- Opening Delimiter -

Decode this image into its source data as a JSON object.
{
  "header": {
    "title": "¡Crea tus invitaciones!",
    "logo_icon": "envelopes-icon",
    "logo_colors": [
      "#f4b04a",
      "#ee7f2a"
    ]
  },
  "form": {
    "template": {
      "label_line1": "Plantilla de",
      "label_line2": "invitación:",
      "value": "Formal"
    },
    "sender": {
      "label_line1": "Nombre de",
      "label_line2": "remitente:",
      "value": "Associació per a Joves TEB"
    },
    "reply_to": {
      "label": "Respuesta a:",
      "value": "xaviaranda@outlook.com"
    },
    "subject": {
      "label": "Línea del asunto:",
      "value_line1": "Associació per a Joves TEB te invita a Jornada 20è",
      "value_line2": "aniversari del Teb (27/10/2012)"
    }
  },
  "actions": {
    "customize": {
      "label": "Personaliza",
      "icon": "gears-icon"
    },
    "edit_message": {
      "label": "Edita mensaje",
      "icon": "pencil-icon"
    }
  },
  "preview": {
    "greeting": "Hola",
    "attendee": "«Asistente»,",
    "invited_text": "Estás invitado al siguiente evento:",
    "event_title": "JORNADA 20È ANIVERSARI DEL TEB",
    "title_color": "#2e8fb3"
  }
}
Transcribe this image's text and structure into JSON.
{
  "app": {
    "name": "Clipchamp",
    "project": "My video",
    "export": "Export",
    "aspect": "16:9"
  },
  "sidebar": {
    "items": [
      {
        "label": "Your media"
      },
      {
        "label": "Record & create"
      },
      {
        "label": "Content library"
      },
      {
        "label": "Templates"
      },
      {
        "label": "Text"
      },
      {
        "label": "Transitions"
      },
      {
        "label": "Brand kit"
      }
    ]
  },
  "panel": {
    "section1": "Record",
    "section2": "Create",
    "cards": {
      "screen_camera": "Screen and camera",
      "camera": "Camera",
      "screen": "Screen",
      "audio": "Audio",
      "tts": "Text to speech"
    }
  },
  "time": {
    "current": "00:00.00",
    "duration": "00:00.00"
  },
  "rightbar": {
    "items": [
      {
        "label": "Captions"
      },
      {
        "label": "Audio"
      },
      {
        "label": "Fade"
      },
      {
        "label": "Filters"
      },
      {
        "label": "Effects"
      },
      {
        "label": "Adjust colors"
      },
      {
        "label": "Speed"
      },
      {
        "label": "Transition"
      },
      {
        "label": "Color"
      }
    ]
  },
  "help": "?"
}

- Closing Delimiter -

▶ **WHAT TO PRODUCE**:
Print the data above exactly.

▶ **RESULT OF THE EXERCISE**:
Decode this image into its source data as a JSON object.
{
  "header": {
    "title": "¡Crea tus invitaciones!",
    "logo_icon": "envelopes-icon",
    "logo_colors": [
      "#f4b04a",
      "#ee7f2a"
    ]
  },
  "form": {
    "template": {
      "label_line1": "Plantilla de",
      "label_line2": "invitación:",
      "value": "Formal"
    },
    "sender": {
      "label_line1": "Nombre de",
      "label_line2": "remitente:",
      "value": "Associació per a Joves TEB"
    },
    "reply_to": {
      "label": "Respuesta a:",
      "value": "xaviaranda@outlook.com"
    },
    "subject": {
      "label": "Línea del asunto:",
      "value_line1": "Associació per a Joves TEB te invita a Jornada 20è",
      "value_line2": "aniversari del Teb (27/10/2012)"
    }
  },
  "actions": {
    "customize": {
      "label": "Personaliza",
      "icon": "gears-icon"
    },
    "edit_message": {
      "label": "Edita mensaje",
      "icon": "pencil-icon"
    }
  },
  "preview": {
    "greeting": "Hola",
    "attendee": "«Asistente»,",
    "invited_text": "Estás invitado al siguiente evento:",
    "event_title": "JORNADA 20È ANIVERSARI DEL TEB",
    "title_color": "#2e8fb3"
  }
}
Transcribe this image's text and structure into JSON.
{
  "app": {
    "name": "Clipchamp",
    "project": "My video",
    "export": "Export",
    "aspect": "16:9"
  },
  "sidebar": {
    "items": [
      {
        "label": "Your media"
      },
      {
        "label": "Record & create"
      },
      {
        "label": "Content library"
      },
      {
        "label": "Templates"
      },
      {
        "label": "Text"
      },
      {
        "label": "Transitions"
      },
      {
        "label": "Brand kit"
      }
    ]
  },
  "panel": {
    "section1": "Record",
    "section2": "Create",
    "cards": {
      "screen_camera": "Screen and camera",
      "camera": "Camera",
      "screen": "Screen",
      "audio": "Audio",
      "tts": "Text to speech"
    }
  },
  "time": {
    "current": "00:00.00",
    "duration": "00:00.00"
  },
  "rightbar": {
    "items": [
      {
        "label": "Captions"
      },
      {
        "label": "Audio"
      },
      {
        "label": "Fade"
      },
      {
        "label": "Filters"
      },
      {
        "label": "Effects"
      },
      {
        "label": "Adjust colors"
      },
      {
        "label": "Speed"
      },
      {
        "label": "Transition"
      },
      {
        "label": "Color"
      }
    ]
  },
  "help": "?"
}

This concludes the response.